The organization and representation of conceptual knowledge in the brain remains a controversial issue in terms of both neuropsychological and imaging evidence. We report the results of a functional magnetic resonance study in which the role of the most debated dimensions (domain and feature type) was evaluated through a concept-feature verification task. The scope of the task was to eliminate serious methodological concerns that weighed down previous imaging research in this area, and to allow more definitive conclusions regarding the specific contribution of these dimensions.
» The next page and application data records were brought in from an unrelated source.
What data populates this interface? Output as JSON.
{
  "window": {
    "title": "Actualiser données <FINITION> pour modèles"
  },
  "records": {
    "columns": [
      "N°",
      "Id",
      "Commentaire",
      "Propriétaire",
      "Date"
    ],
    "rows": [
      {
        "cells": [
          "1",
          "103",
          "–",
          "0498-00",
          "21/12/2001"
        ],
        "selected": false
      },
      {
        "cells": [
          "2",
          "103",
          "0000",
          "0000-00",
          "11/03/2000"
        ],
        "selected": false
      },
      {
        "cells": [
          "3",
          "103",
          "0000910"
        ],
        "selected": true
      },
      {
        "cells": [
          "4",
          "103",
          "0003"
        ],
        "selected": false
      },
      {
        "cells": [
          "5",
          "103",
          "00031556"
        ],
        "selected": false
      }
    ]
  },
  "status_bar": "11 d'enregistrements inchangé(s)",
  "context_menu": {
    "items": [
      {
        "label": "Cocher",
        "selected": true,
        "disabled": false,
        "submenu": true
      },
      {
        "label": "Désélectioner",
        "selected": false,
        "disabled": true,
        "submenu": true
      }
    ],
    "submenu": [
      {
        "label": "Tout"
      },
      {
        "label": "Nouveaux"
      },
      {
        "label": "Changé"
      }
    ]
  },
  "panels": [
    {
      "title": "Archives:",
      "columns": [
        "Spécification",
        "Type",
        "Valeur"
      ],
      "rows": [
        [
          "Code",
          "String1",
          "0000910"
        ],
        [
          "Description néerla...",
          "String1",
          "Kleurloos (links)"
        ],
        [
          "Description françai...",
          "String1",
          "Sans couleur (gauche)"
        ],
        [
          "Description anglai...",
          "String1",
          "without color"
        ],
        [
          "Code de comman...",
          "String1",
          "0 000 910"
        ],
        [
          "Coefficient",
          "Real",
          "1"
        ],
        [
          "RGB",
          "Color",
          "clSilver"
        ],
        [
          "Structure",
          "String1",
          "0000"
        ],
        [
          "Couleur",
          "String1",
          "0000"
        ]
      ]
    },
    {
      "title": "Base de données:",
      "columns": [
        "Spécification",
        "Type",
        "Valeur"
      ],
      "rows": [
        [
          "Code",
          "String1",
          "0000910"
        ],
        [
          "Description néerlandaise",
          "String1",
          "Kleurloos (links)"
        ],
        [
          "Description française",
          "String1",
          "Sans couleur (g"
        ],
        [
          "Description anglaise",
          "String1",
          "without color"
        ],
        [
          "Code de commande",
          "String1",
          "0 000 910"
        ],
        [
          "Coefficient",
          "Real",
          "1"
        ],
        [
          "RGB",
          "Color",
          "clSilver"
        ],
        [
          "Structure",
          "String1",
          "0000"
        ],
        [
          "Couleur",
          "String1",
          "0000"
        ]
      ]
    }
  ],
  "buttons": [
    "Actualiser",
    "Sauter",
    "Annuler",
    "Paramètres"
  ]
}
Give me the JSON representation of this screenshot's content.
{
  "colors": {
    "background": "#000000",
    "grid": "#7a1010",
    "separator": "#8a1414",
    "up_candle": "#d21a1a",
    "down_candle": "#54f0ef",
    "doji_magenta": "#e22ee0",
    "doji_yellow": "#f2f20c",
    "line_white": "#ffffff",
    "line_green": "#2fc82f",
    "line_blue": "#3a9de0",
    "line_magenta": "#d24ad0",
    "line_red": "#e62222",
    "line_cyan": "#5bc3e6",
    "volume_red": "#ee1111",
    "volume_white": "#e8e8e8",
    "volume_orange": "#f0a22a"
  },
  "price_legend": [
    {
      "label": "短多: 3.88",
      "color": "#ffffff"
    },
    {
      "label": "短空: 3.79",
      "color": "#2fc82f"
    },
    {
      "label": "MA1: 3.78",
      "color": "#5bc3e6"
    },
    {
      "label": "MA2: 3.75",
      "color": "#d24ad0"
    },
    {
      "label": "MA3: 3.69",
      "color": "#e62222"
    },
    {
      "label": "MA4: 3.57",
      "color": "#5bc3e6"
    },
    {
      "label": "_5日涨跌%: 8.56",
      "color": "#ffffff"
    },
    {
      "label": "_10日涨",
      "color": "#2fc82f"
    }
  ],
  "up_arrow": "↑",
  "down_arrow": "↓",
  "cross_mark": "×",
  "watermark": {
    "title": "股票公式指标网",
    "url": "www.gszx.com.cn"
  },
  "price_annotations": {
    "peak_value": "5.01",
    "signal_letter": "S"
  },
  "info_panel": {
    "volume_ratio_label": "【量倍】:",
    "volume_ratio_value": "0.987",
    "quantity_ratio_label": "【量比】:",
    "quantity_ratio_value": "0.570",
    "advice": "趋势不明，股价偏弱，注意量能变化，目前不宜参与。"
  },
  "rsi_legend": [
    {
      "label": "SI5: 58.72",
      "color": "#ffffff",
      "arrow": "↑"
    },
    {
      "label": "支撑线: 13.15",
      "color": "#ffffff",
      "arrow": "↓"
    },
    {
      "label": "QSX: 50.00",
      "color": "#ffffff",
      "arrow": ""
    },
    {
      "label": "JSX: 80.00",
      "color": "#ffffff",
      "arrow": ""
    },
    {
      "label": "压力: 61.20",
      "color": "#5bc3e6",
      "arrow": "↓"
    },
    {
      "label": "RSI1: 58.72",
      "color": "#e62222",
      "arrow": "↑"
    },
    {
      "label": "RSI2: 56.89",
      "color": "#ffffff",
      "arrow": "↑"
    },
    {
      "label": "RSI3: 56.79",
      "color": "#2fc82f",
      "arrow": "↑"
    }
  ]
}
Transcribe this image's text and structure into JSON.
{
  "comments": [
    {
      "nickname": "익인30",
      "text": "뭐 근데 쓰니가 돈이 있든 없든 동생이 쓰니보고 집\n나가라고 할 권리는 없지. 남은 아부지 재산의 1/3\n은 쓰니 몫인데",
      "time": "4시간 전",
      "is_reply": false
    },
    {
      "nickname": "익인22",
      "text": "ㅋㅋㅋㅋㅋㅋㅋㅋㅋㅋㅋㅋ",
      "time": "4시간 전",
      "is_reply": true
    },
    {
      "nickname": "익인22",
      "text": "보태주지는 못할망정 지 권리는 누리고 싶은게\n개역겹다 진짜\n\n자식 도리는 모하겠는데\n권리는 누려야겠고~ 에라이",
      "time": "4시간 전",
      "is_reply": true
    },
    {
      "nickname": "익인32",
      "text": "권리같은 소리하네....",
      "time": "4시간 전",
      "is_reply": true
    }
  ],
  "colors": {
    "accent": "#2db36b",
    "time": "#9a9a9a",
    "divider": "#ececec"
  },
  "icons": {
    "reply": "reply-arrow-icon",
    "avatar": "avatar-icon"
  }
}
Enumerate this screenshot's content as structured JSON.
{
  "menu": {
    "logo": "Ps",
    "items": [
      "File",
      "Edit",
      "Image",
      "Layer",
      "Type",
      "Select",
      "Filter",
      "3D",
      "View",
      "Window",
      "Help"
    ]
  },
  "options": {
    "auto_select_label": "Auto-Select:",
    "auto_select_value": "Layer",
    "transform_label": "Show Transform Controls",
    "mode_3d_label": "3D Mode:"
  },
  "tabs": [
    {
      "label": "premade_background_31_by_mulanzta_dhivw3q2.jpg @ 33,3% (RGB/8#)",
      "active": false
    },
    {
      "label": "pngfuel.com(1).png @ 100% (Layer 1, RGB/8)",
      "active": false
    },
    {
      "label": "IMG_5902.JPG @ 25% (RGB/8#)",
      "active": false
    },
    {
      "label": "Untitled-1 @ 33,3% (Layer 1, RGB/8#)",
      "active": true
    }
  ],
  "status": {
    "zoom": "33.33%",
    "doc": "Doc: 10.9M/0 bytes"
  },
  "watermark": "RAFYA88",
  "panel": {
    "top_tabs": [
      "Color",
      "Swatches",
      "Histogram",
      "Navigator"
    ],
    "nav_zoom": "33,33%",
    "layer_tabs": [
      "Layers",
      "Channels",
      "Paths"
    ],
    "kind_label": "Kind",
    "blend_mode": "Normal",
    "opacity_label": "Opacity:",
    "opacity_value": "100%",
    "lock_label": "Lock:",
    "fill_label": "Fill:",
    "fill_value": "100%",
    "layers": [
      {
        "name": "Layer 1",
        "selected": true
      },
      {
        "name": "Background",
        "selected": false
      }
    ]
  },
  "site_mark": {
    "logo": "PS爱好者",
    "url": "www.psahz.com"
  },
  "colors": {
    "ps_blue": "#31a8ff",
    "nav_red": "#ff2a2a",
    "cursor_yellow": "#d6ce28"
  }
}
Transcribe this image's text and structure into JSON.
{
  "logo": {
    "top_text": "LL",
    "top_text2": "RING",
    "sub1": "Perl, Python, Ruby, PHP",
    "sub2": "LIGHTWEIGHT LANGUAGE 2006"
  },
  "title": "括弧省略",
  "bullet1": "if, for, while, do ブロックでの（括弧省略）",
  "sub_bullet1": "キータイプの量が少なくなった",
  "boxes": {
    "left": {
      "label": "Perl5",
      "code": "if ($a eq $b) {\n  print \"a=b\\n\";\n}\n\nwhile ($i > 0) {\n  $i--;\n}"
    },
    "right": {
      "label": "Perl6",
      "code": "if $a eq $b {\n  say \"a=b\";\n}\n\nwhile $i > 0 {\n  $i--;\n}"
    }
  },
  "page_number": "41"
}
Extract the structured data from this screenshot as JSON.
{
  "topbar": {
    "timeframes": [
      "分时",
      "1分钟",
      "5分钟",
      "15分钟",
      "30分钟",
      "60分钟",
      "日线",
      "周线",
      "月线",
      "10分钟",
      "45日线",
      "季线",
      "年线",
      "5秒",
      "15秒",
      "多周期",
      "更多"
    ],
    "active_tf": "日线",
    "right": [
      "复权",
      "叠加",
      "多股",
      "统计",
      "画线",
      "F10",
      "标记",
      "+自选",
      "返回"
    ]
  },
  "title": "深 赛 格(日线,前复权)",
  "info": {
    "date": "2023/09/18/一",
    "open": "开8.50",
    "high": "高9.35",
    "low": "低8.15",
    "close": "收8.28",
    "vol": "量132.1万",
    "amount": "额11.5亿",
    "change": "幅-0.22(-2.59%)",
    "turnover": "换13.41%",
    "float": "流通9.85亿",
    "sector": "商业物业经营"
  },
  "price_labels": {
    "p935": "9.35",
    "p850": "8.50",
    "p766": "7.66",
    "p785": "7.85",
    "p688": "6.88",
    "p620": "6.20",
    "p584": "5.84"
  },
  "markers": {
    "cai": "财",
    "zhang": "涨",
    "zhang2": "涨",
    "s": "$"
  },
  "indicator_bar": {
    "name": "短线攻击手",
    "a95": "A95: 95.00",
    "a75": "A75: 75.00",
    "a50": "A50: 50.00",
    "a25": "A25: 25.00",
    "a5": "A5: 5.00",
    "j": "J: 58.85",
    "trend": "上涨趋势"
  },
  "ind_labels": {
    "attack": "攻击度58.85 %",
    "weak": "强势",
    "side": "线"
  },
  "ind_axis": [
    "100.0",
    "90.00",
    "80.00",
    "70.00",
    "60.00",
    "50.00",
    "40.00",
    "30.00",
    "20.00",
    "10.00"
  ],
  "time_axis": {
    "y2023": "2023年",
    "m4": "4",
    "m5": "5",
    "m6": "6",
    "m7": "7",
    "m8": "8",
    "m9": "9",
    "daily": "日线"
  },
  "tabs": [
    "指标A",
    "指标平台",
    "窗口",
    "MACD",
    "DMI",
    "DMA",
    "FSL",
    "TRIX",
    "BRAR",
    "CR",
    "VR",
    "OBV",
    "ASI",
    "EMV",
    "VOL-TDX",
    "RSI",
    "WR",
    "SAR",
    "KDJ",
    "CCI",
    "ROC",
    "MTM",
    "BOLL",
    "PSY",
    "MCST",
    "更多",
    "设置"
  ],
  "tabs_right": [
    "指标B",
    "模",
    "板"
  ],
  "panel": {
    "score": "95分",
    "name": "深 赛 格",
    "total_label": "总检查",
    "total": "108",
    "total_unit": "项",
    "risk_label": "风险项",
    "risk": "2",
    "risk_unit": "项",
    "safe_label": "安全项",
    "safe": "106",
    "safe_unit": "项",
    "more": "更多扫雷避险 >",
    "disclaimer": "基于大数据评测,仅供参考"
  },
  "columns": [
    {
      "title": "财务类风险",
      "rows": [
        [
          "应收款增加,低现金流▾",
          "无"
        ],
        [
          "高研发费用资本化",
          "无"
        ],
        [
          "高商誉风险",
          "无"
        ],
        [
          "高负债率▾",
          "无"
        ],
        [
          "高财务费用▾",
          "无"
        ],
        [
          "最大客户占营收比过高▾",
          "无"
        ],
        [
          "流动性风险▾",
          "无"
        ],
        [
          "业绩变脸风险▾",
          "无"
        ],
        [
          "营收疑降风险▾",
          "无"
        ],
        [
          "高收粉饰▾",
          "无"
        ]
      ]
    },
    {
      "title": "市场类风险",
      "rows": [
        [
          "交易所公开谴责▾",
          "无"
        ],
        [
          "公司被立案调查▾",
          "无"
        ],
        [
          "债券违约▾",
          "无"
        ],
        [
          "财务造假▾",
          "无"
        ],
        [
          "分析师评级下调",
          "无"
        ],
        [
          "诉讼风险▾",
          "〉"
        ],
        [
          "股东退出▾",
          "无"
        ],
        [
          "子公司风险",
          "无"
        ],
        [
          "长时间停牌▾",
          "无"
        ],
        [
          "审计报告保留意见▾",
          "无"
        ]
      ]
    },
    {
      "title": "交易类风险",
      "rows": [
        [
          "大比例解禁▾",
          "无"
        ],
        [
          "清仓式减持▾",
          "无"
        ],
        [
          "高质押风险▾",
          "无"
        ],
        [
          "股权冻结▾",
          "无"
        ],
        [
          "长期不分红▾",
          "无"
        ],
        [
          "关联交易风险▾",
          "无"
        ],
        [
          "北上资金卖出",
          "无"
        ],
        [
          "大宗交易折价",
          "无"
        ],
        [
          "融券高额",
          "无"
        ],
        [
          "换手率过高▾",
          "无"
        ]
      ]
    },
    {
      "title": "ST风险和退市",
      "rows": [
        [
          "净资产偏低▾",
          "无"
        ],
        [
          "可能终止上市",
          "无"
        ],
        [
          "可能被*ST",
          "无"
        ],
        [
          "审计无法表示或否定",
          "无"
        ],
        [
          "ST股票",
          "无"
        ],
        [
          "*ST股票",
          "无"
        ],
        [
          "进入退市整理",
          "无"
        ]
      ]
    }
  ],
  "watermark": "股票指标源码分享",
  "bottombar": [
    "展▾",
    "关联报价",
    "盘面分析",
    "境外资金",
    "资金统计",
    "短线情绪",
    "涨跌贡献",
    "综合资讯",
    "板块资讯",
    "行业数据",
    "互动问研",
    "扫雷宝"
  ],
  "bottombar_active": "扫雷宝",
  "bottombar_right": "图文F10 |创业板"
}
The results show differential patterns of brain activity according to feature type (both motion and visual form/surface features) but not according to concept domain (living vs. nonliving things). These findings are in accord with a modality-specific account of conceptual knowledge organization in the brain, in which specific kinds of features (e.g. form, color, motion, etc) have differential importance for representing different concepts.
File in questo prodotto:
Non ci sono file associati a questo prodotto.